The men’s ice hockey team started off the weekend with a bang, scoring four goals in the opening frame against Harvard. However, the Elis were only able to muster two more goals the rest of the weekend against tight defense and excellent goaltending.

Harvard was expected to be one of the top teams in the ECAC, but they had been performing below par, dropping to eighth in the ECAC. Entering the weekend, the Crimson had dropped four of its last five games and was looking for a turn around. Backup goalie John Daigneau started the game. Having played in only four games, Daigneau was visibly rusty, and the Bulldogs were able to break through the Harvard defense to capitalize four times in the first period.

Daigneau was pulled at the end of the period and replaced by the Crimson’s top netminder, Duv Grumet-Morris.

“[Grumet-Morris] stepped in there and gave us a little spark,” Harvard forward Tyler Kolarik said. “Obviously we didn’t help [Daigneau] out very much. I just don’t think we gave [Daigneau] the support he needed in the first period.

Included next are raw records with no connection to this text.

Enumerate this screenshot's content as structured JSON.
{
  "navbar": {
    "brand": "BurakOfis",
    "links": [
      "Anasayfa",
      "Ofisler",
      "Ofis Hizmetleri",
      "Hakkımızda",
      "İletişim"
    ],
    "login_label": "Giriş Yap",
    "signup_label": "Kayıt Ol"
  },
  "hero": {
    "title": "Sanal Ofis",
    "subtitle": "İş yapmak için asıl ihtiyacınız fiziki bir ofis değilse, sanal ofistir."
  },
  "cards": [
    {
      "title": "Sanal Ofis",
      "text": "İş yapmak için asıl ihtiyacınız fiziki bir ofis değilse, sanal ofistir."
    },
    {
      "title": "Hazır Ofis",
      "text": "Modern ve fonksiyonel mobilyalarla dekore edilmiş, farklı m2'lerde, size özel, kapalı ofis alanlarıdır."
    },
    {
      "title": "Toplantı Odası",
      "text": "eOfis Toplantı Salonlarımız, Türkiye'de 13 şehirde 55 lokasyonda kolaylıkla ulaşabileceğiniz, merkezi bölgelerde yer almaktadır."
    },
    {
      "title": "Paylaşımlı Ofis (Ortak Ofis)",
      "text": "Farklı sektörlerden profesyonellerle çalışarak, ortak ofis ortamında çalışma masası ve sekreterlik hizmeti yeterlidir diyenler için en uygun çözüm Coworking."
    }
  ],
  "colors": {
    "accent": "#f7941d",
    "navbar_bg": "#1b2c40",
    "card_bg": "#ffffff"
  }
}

We [have] got to be there for him defensively.”

While Grumet-Morris provided the boost in goal, the Harvard defense tightened up, allowing only 15 shots on goal for the remainder of the game, after giving up 14 in the first period.

Off a pass from Zachary Mayer ’06, Yale forward Nathan Murphy ’04 slipped the puck past Grumet-Morris on a breakaway at 13:39 in the second — the Bulldogs’ lone goal against the Harvard starter. Down the stretch, the Bulldogs had many opportunities, but a stalwart Harvard defense limited Yale’s shots and Grumet-Morris made some big saves to keep the Elis off the board, letting his team sneak back into the game and eventually steal the win, 7-5.

While Harvard’s defense was heavily involved in the offensive zone, the Brown Bears provided Yale with a different look the following night. Backed by the Hobey Baker candidate and top goaltender in the nation Yann Danis, Brown’s defense clogged up the ice, refusing the Elis clear angles on goal.

“There were a few plays at the end where we were just trying to get shots on net,” Yale defenseman Jeff Dwyer ’04 said. “[Danis] is going to stop every first shot, he is an All-American candidate. He was leaving some juicy rebounds but we just couldn’t put them home.”

Eli forward Jeff Hristovski ’06 was able to bat in a rebound in the first period. Danis stopped every other Yale scoring chance, while the Brown defense swallowed up the rebounds.

“We didn’t capitalize on our power plays in the third and that was the difference,” Yale head coach Tim Taylor said, “It was 2-1 going into the third and we had back-to-back power plays and we didn’t execute.”

After failing on the first power play of the third period, the Bulldogs got a second chance and had many great scoring opportunities, but Danis shut the door and the Bears went the other way for a shorthanded goal to pull ahead 3-1.

“I have always said the goaltender is the best penalty killer on any team and he has got to be good,” Taylor said, “We did force Danis to make some big saves on some good shots that we had on the power play.”

In the end Danis finished with 32 saves on 33 shots, and held the Eli power play scoreless.